Excerpted records:
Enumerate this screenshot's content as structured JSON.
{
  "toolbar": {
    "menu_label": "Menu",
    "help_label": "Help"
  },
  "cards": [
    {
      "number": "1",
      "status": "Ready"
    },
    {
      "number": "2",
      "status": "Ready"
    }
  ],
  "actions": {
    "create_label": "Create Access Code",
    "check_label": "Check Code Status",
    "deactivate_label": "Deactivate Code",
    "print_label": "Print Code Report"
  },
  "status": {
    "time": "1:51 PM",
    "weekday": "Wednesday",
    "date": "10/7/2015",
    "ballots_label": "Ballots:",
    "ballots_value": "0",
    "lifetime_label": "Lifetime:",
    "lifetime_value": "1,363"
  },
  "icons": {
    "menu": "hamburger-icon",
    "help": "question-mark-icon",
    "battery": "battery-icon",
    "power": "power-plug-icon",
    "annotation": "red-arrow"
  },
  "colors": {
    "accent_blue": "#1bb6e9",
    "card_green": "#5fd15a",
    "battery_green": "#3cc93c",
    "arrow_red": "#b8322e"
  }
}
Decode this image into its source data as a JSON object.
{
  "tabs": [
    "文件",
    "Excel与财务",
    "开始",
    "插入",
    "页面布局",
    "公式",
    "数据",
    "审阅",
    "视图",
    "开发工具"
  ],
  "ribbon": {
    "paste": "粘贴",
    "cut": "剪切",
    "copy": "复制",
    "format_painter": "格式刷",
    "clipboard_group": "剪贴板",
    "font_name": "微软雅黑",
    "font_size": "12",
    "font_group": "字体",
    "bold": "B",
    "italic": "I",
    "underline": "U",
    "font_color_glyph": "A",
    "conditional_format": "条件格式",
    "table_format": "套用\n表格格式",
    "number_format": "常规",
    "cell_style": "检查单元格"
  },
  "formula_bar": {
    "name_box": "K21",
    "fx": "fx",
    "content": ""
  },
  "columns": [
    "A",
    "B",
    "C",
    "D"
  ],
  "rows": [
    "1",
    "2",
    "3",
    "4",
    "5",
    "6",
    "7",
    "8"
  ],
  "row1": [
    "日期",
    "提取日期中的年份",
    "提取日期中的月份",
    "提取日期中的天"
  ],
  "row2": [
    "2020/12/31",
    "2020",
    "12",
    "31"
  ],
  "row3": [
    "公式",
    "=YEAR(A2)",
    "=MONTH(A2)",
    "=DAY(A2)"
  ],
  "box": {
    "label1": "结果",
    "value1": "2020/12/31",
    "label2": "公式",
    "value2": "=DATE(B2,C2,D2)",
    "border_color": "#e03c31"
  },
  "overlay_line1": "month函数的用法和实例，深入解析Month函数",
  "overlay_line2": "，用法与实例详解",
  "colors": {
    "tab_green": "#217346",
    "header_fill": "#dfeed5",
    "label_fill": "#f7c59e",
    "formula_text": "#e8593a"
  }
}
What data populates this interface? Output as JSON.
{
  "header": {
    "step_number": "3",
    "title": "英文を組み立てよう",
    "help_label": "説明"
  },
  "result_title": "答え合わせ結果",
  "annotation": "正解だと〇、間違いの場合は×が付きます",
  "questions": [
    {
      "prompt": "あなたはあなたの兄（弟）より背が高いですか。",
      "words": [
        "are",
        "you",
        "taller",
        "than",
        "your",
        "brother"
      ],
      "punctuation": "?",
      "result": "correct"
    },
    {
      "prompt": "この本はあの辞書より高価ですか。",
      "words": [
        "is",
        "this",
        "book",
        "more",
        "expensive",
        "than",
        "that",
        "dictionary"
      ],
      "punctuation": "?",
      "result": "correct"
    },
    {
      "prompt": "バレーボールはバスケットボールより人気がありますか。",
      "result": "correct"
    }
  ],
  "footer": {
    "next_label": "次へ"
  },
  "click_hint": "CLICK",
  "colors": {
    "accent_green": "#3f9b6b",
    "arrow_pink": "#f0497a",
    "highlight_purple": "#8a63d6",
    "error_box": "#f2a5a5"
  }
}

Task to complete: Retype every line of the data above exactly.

Result for this task:
Enumerate this screenshot's content as structured JSON.
{
  "toolbar": {
    "menu_label": "Menu",
    "help_label": "Help"
  },
  "cards": [
    {
      "number": "1",
      "status": "Ready"
    },
    {
      "number": "2",
      "status": "Ready"
    }
  ],
  "actions": {
    "create_label": "Create Access Code",
    "check_label": "Check Code Status",
    "deactivate_label": "Deactivate Code",
    "print_label": "Print Code Report"
  },
  "status": {
    "time": "1:51 PM",
    "weekday": "Wednesday",
    "date": "10/7/2015",
    "ballots_label": "Ballots:",
    "ballots_value": "0",
    "lifetime_label": "Lifetime:",
    "lifetime_value": "1,363"
  },
  "icons": {
    "menu": "hamburger-icon",
    "help": "question-mark-icon",
    "battery": "battery-icon",
    "power": "power-plug-icon",
    "annotation": "red-arrow"
  },
  "colors": {
    "accent_blue": "#1bb6e9",
    "card_green": "#5fd15a",
    "battery_green": "#3cc93c",
    "arrow_red": "#b8322e"
  }
}
Decode this image into its source data as a JSON object.
{
  "tabs": [
    "文件",
    "Excel与财务",
    "开始",
    "插入",
    "页面布局",
    "公式",
    "数据",
    "审阅",
    "视图",
    "开发工具"
  ],
  "ribbon": {
    "paste": "粘贴",
    "cut": "剪切",
    "copy": "复制",
    "format_painter": "格式刷",
    "clipboard_group": "剪贴板",
    "font_name": "微软雅黑",
    "font_size": "12",
    "font_group": "字体",
    "bold": "B",
    "italic": "I",
    "underline": "U",
    "font_color_glyph": "A",
    "conditional_format": "条件格式",
    "table_format": "套用\n表格格式",
    "number_format": "常规",
    "cell_style": "检查单元格"
  },
  "formula_bar": {
    "name_box": "K21",
    "fx": "fx",
    "content": ""
  },
  "columns": [
    "A",
    "B",
    "C",
    "D"
  ],
  "rows": [
    "1",
    "2",
    "3",
    "4",
    "5",
    "6",
    "7",
    "8"
  ],
  "row1": [
    "日期",
    "提取日期中的年份",
    "提取日期中的月份",
    "提取日期中的天"
  ],
  "row2": [
    "2020/12/31",
    "2020",
    "12",
    "31"
  ],
  "row3": [
    "公式",
    "=YEAR(A2)",
    "=MONTH(A2)",
    "=DAY(A2)"
  ],
  "box": {
    "label1": "结果",
    "value1": "2020/12/31",
    "label2": "公式",
    "value2": "=DATE(B2,C2,D2)",
    "border_color": "#e03c31"
  },
  "overlay_line1": "month函数的用法和实例，深入解析Month函数",
  "overlay_line2": "，用法与实例详解",
  "colors": {
    "tab_green": "#217346",
    "header_fill": "#dfeed5",
    "label_fill": "#f7c59e",
    "formula_text": "#e8593a"
  }
}
What data populates this interface? Output as JSON.
{
  "header": {
    "step_number": "3",
    "title": "英文を組み立てよう",
    "help_label": "説明"
  },
  "result_title": "答え合わせ結果",
  "annotation": "正解だと〇、間違いの場合は×が付きます",
  "questions": [
    {
      "prompt": "あなたはあなたの兄（弟）より背が高いですか。",
      "words": [
        "are",
        "you",
        "taller",
        "than",
        "your",
        "brother"
      ],
      "punctuation": "?",
      "result": "correct"
    },
    {
      "prompt": "この本はあの辞書より高価ですか。",
      "words": [
        "is",
        "this",
        "book",
        "more",
        "expensive",
        "than",
        "that",
        "dictionary"
      ],
      "punctuation": "?",
      "result": "correct"
    },
    {
      "prompt": "バレーボールはバスケットボールより人気がありますか。",
      "result": "correct"
    }
  ],
  "footer": {
    "next_label": "次へ"
  },
  "click_hint": "CLICK",
  "colors": {
    "accent_green": "#3f9b6b",
    "arrow_pink": "#f0497a",
    "highlight_purple": "#8a63d6",
    "error_box": "#f2a5a5"
  }
}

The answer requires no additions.